Give the count of lines in the entries that include "Local", and write nothing besides it.

--------

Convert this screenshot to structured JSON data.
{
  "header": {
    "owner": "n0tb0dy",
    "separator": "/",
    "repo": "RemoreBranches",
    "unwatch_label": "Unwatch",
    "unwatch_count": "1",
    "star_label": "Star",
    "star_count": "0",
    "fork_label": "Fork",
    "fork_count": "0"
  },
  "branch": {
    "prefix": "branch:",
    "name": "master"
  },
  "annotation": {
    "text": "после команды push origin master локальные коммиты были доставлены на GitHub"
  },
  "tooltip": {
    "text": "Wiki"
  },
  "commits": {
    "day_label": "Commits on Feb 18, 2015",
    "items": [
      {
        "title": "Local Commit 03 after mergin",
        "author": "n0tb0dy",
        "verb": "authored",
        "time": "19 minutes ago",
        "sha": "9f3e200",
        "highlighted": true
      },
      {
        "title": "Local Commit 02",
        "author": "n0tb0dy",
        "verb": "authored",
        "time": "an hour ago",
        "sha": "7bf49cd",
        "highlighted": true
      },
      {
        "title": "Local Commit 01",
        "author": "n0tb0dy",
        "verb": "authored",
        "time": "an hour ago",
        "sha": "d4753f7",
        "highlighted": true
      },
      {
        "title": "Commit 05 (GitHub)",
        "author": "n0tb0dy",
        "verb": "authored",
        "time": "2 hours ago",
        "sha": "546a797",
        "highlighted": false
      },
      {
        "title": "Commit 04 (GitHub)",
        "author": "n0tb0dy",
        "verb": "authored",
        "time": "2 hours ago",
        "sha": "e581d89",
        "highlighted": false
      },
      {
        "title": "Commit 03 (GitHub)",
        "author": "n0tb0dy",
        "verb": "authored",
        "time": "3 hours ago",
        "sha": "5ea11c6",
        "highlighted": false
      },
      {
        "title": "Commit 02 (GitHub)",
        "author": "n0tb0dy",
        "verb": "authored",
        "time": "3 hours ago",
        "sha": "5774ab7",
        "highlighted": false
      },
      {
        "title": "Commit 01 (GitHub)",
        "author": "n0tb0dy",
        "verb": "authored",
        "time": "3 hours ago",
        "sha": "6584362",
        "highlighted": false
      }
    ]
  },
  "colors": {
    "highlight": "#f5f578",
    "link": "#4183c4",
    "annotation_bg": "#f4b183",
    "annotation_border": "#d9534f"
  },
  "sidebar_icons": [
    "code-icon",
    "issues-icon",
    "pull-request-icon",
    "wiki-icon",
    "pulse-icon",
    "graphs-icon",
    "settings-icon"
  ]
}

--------

__Answer to this problem__
3